MTV has announced that it will be going black and white for 12 hours during the Martin Luther King Day holiday in an effort to spark needed conversations on race and race relations across the country. According to a report in People Magazine, the plan is part of MTV’s initiative to encourage conversations about race related issues between family and friends to foster better understanding between all races and age groups. MTV President Stephen Friedman said in a statement, “…you know what, there are differences and if we are going to ever get to a freer, more equal society the best thing we can begin to do is talk about them.”
In a study commissioned by MTV and conducted by researcher Luke Hales on racial discrimination, it was found that the majority of those contacted believed that all people should have equal rights and be treated as equals yet only 22 percent of those aged 14-24 felt comfortable talking about the topic. Roughly 73 percent of those in the demographic believe that having more open, constructive conversations about bias will help people become less prejudiced, yet only 10 percent of those polled reported actually having those types of conversations.
Each of the commercial breaks during this 12-hour period will begin with a brief commentary from several noted celebrities and public officials about race relations in the United States. Participants will include musicians Kendrick Lamar, Jordin Sparks, Pete Wentz and Big Sean; actor David Oyelowo; Selma director Ava DuVernay; and public officials Rep. John Lewis, Senator Cory Booker, Senator Rand Paul. This is the first time that MTV will be seen in black and white in the 33 years since its inception.

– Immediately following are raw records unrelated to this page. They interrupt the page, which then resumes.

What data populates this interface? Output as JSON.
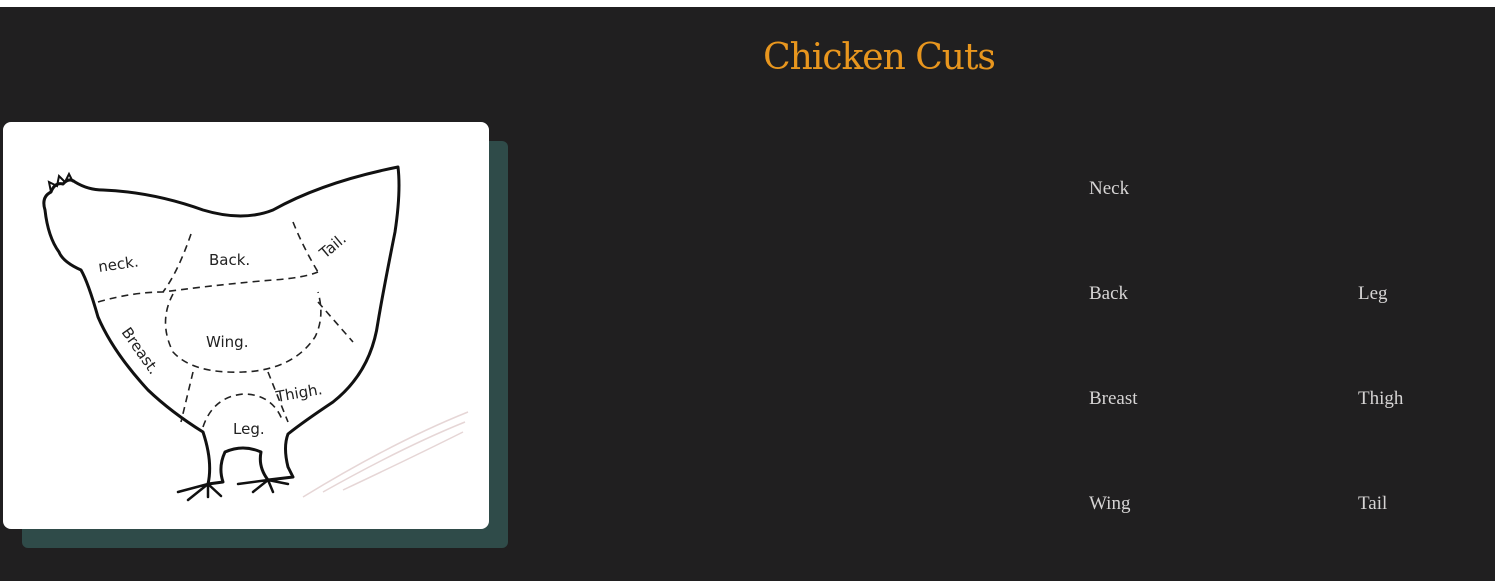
{
  "page": {
    "title": "Chicken Cuts",
    "colors": {
      "background": "#201f20",
      "title": "#e8961e",
      "cut_text": "#d6d4d4",
      "card_shadow": "#2f4b49",
      "card": "#ffffff"
    }
  },
  "diagram": {
    "labels": {
      "neck": "neck.",
      "back": "Back.",
      "tail": "Tail.",
      "wing": "Wing.",
      "breast": "Breast.",
      "thigh": "Thigh.",
      "leg": "Leg."
    }
  },
  "cuts": {
    "neck": "Neck",
    "back": "Back",
    "leg": "Leg",
    "breast": "Breast",
    "thigh": "Thigh",
    "wing": "Wing",
    "tail": "Tail"
  }
}
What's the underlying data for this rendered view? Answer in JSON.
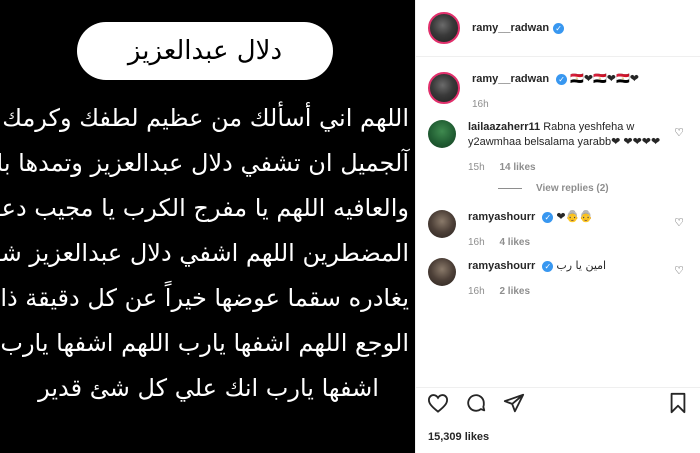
{
  "post": {
    "title_pill": "دلال عبدالعزيز",
    "prayer_lines": [
      "اللهم اني أسألك من عظيم لطفك وكرمك وسترك",
      "آلجميل ان تشفي دلال عبدالعزيز وتمدها بالصحه",
      "والعافيه اللهم يا مفرج الكرب يا مجيب دعوه",
      "المضطرين اللهم اشفي دلال عبدالعزيز شفاءً لا",
      "يغادره سقما عوضها خيراً عن كل دقيقة ذاقت فيها",
      "الوجع اللهم اشفها يارب اللهم اشفها يارب اللهم",
      "اشفها يارب انك علي كل شئ قدير"
    ]
  },
  "header": {
    "username": "ramy__radwan"
  },
  "caption": {
    "username": "ramy__radwan",
    "text": "🇪🇬❤🇪🇬❤🇪🇬❤",
    "time": "16h"
  },
  "comments": [
    {
      "username": "lailaazaherr11",
      "text": "Rabna yeshfeha w y2awmhaa belsalama yarabb❤ ❤❤❤❤",
      "time": "15h",
      "likes": "14 likes"
    },
    {
      "username": "ramyashourr",
      "text": "❤👵👵",
      "time": "16h",
      "likes": "4 likes"
    },
    {
      "username": "ramyashourr",
      "text": "امين يا رب",
      "time": "16h",
      "likes": "2 likes"
    }
  ],
  "view_replies": "View replies (2)",
  "likes_total": "15,309 likes",
  "colors": {
    "verified": "#3897f0",
    "story_ring": "#e1306c"
  }
}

MTV has long held the position of being the world’s most popular music channel. Launched in 1981 as a way to bring music videos to the masses, the music channel has been known to draw attention to social issues from time to time. Throughout American history, different groups have faced discrimination, segregation, voter suppression, and unequal treatment under the law. While Martin Luther King Day has historically focused on the plight of black Americans, Native Americans, Japanese Americans, Americans that identify as Muslim, and other immigrant groups have also faced discriminatory treatment within the shores of the United States. Hopefully, the conversations today can be another step towards inclusion and equality for all.